Everything You Ever Wanted to Know About Tree Rings

The world around us is full of patterns.  Natural phenomena such as the weather, planetary movements and even our own bodies all have a rhythm or pattern to them. It’s not surprising that people in different places and cultures throughout history have noticed these rhythms and used them in their daily lives.

Consider trees for a moment.  These great organisms show a wide variety of patterns which we can use to learn about past conditions. These rhythms or rings tell us much more than just how old the tree is. Tree rings contain clues as to what the weather was like, if fires occurred and even what the surrounding landscape looked like!

Each year, as trees grow, they produce a ring. Within these rings, tree-ring scientists (or dendrochronologists) can count the number of rings to determine how old a tree is.  A cross section of the trunk would reveal the age of the tree, but doing that for every single tree in an area is quite time consuming! Imagine if you wanted to count the rings of every tree in your neighborhood. Instead, scientists take core samples from trees (usually no more than a couple inches in diameter) and count the rings under a microscope. It is much easier to do this on dead wood rather than cutting down healthy trees!

Acacia tree rings

Tree rings are so important that there is even an entire branch of science devoted to studying them: dendrochronology. (Hence the dendrochronologists mentioned above.)  By looking at the spacing of rings and the thickness of each ring scientists can determine what conditions were like in a particular year. For instance, if the rings are narrow one year and wide the next it means that there was more rain than usual.

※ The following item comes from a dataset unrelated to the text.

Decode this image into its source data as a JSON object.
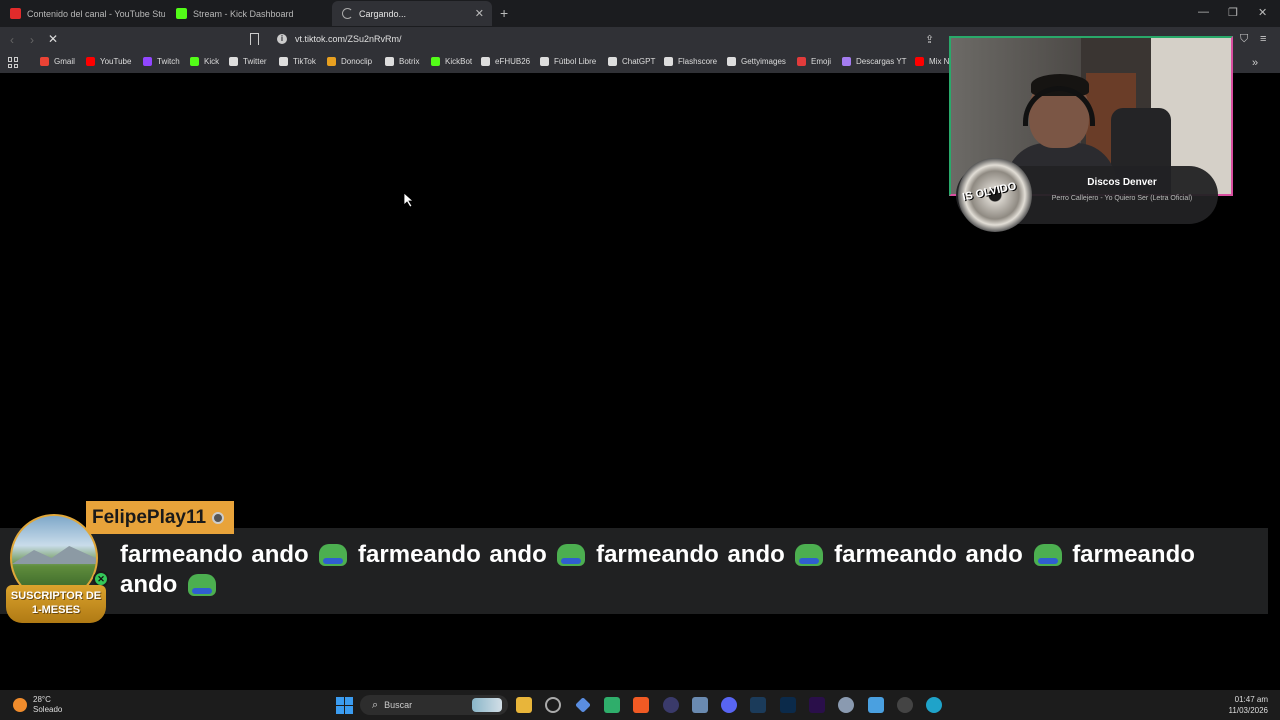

Scientists all over the world use tree rings to answer all sorts of questions. They look at the rings of trees near areas where wars have been fought and can determine how intensely those wars were fought by whether the tree was growing or not during those war years. Tree-ring scientists study wood from old structures such as bridges, ships and even entire buildings in order to figure out when they were built.

In addition to looking at the spacing of rings, scientists can also look at the color of a tree ring. In conifers such as pines and spruces, there is a layer in each ring where the cells contain no green chlorophyll (the molecule which plants use to turn sunlight into sugar). This is called a ‘line of weakness’. The lack of green cells makes that section look darker than the rest. Usually, the line is easy to see and scientists can simply count how many dark lines appear in a particular year.

But what about trees such as oak and birch which don’t form these visible lines? For these species scientists use another method called ‘needlecasts’. A ‘needlecast’ is a group of microscopic structures called tracheids which grew when the tree was stressed. The rings formed by tracheids do not have lines of weakness and so cannot be counted like other trees, but they can tell scientists about past climates.

What kinds of environmental stress might cause these groups of tracheids to grow? Droughts are the most common cause, but scientists have also found that low temperatures or high winds can cause needlecasts. Knowing how conditions were in the past may help us understand what climate change could be like in the future.

Often times it is not drought or cold which causes a tree to form these groups of cells, but fire! These are called ‘fire scars’ or ‘light rings’. If a tree is growing in an area which had fires every year it would form many of these light rings. But if there was less frequent burning the number of light rings would decrease.

Fire scars are not only found on trees which are still alive, but also on long dead stumps! By looking for these scars, scientists can determine how frequently a particular area burned.

How does this help us understand the past? Dendrochronologists have found that fire frequency was lower before humans started to regularly burn areas to improve hunting and farming. In some places, controlled burns are done today in order to reduce the intensity and frequency of wildfires and it is important to understand how frequently these fires burned in the past.

Dendocrhonologists have also been able to learn about human history by studying old trees. In the American Southwest they have found trees which were growing at the time of Columbus’ arrival in North America. These trees had narrow rings from 1493 to 1591, a period of war and famine known as the ‘Little Ice Age’.  By looking at cross sections of dead stumps it is possible to determine how old they are and sometimes even their cause of death. All in all, trees which lived for hundreds of years provide us with a lot of interesting information!

Adam Zavesky is a research technician at the University of Arizona’s Laboratory of Tree-Ring Research. The lab was founded under the direction of A.E Douglass in the 1920’s and has been run by scientists of the University of Arizona ever since.

The lab studies tree rings from all over the world in order to look at how changes in climate affect trees and other aspects of nature such as animals, plants and even humans! Recent subjects have included the 2003 blackout in North America, forest fires on Vancouver Island.

All in all, there are many things that can be learned by studying the rings of trees! And because trees are living things they can help us understand not only what happened in the past, but also provide insight into the future.

The University of Arizona has a webpage with more information about the lab and some of their latest research! You can check it out here:   http://www.ltrr.arizona.edu/